What to Have in Your Home

 

Emergency Supply Kit:

 

Keep enough supplies in your home to survive on your own for at least three days. If possible, keep these materials in an easily accessible, separate container or special cupboard. You should indicate to your household members that these supplies are for emergencies only:

 

One gallon of drinking water per person per day

Non-perishable, ready-to-eat canned foods

Manual can opener

First-aid kit, medications and prescriptions

Flashlight, battery-operated AM/FM radio and extra batteries

Whistle

One quart of unscented bleach or iodine tablets (for disinfecting water ONLY if directed to do so by health officials) and eyedropper (for adding bleach to water)

Personal hygiene items: soap, feminine hygiene products, toothbrush and toothpaste, etc.

Sturdy shoes, heavy gloves, warm clothes, a mylar blanket and lightweight raingear

Extra fire extinguisher, smoke detectors, carbon monoxide detectors

Child care supplies or other special care items

Other supplies and tools

 

Planning for a power outage:

 

If your electrical power is cut off, food in your refrigerator and freezer will spoil. It is wise to have some canned or packaged foods on hand that require minimal water, preparation and cooking.

 

If you know that power may be out for a few days, plan ahead:

Use the perishable food in the refrigerator and freezer first.

Make extra ice.

Purchase freezer packs or fill clean plastic containers with water and keep them frozen for emergencies.

Buy a cooler.

Freeze water in plastic containers. Do not fill containers to the top before freezing, because the water will expand as it becomes ice and crack the container.

Know in advance where you can buy dry and block ice. Twenty-five pounds of dry ice should keep a 10-cubic-foot freezer cold for three to four days.

 

 

Storing Food for Emergencies:

 

Buy foods that can be eaten with little or no cooking.

Keep food in the driest and coolest spot in your home.

Close food boxes and cans tightly after use.

Wrap bread, cookies, or crackers in plastic bags or keep them in tightly closed containers.

Use plastic containers when storing food and buy emergency food in cans.

Keep clean plastic containers on hand to store one gallon of water for each person per day.
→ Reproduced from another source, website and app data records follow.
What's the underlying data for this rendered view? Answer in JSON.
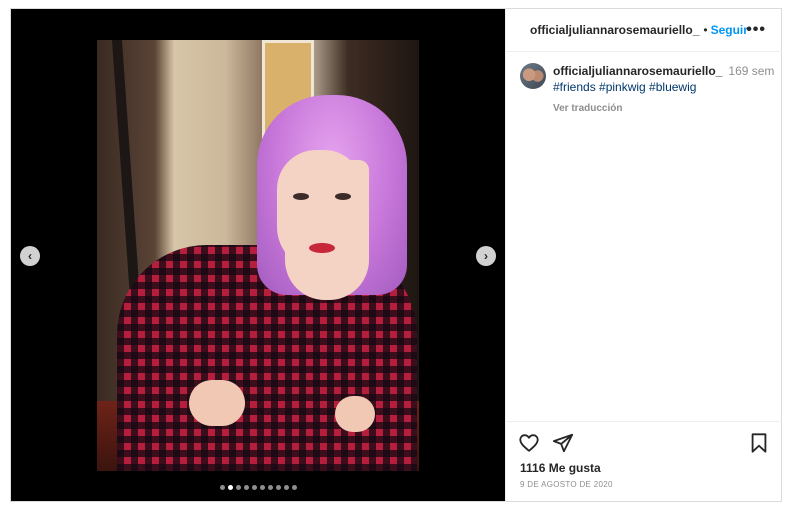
{
  "post": {
    "username": "officialjuliannarosemauriello_",
    "separator": "•",
    "follow_label": "Seguir",
    "more_label": "•••",
    "caption": {
      "username": "officialjuliannarosemauriello_",
      "time_ago": "169 sem",
      "hashtags": "#friends #pinkwig #bluewig",
      "translate_label": "Ver traducción"
    },
    "likes": "1116 Me gusta",
    "date": "9 DE AGOSTO DE 2020"
  },
  "carousel": {
    "prev_label": "‹",
    "next_label": "›",
    "total_slides": 10,
    "active_slide": 2
  },
  "icons": {
    "like": "heart-icon",
    "share": "paper-plane-icon",
    "save": "bookmark-icon",
    "prev": "chevron-left-icon",
    "next": "chevron-right-icon"
  },
  "colors": {
    "link_blue": "#0095f6",
    "hashtag": "#00376b",
    "muted": "#8e8e8e",
    "text": "#262626",
    "media_bg": "#000000"
  }
}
Have a special section of the food cupboard set aside for emergency food, so that it is easier to manage, and can be packed quickly if there is a need to evacuate.

Rotate food every six months.

 

Develop an Emergency Meal Preparation Kit:

 

Disposable plates, forks, spoons and knives

Disposable hot and cold cups

Paper napkins or towels

Manual can opener

Trash bags

Sterno heater, hibachi or camp stove with five-day fuel supply

Matches in waterproof container

Heavy-duty aluminum foil

Other utensils, i.e. cutting knives

Plastic sandwich or freezer bags for food storage